There are three possible responses: give up and watch the calamity ensue; build a bunker and stock it with food and weapons; envision a better way and proselytize. The third way is Gilding's path, and I admire that. He believes we will have a sudden awakening and address it in the equivalent of a war footing, much as England and the U.S. belatedly, but energetically, entered World War II.
Don't expect a how-to in this book, or advice on what we as individuals can do. It's more of an attitude-adjustment book, a reality check, a challenge to pull our collective heads out of our collective rear-ends. As such, it should be read by every sentient being on the planet. ...more
I just finished Tony Noland's collection of short stories. These are flash fiction pieces, which means 1,000 words or less per story.
My biggest impreI just finished Tony Noland's collection of short stories. These are flash fiction pieces, which means 1,000 words or less per story.

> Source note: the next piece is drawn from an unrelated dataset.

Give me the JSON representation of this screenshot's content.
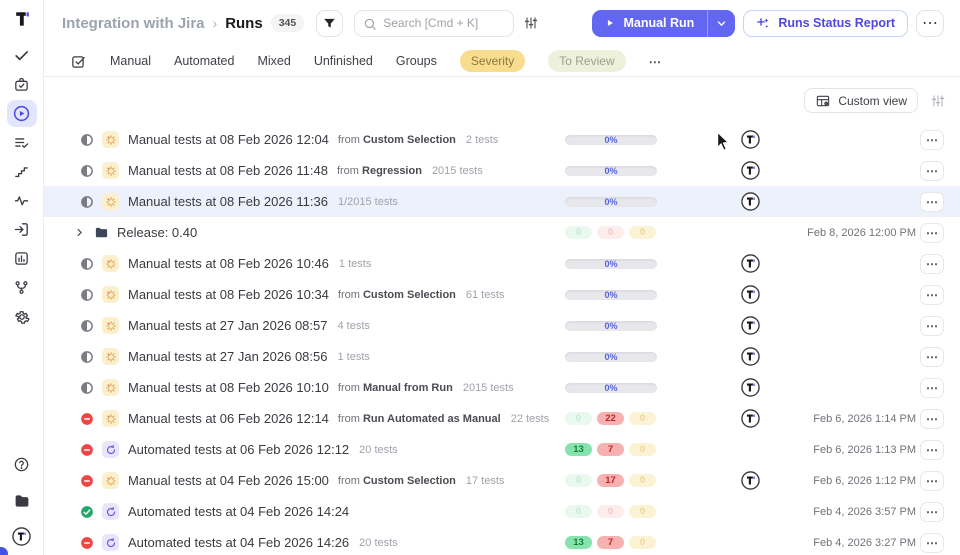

My biggest impression is of Tony's ability to capture dialog. He reminds me of John O'Hara, who could carry a deeply emotional and descriptive story through dialog alone, even without tags to indicate who is speaking. That generally works only with two characters in conversation, and Tony does that in a highly skilled way with the story "Intervention." Nothing but quoted material. Not a single "he said" or "she said." The acid test is reading it out loud. Tony nails it. The guy has an ear for dialog that is rare. Very rare.
Tony breaks this collection, helpfully, into genres: "Fantasy: Tales of the Heavens"; "Literary Fiction: Tales of the Earth"; "Horror: Tales of the Moon"; and "Magical Realism: Tales of the Sun." I'm not a particular fan of any of these except literary fiction, so I had a little trepidation that only a quarter or so of his stories would interest me. But I was wrong. I enjoyed most of them. As long as you're willing to hang on and take some rather bizarre twists and turns (and a little blood with your picnic), you'll enjoy the ride.
Things he could have improved upon: Better formatting (have each story start on a new page, for instance) and copyediting (yeah, there are a mistakes throughout, but none that materially interfere with the story).
All in all, I recommend this, especially if you're into the Horror and Fantasy side of things. These would make great short reads on a phone while you're waiting for a meeting to start or for your dentist to shove his fingers into your mouth. ...more
Not a great read, but adequate for a history book. If you really want to know the mining history of Colorado, you'll enjoy this. If not, you probablyNot a great read, but adequate for a history book. If you really want to know the mining history of Colorado, you'll enjoy this. If not, you probably won't. But that could be said for nearly any straight-history book. ...more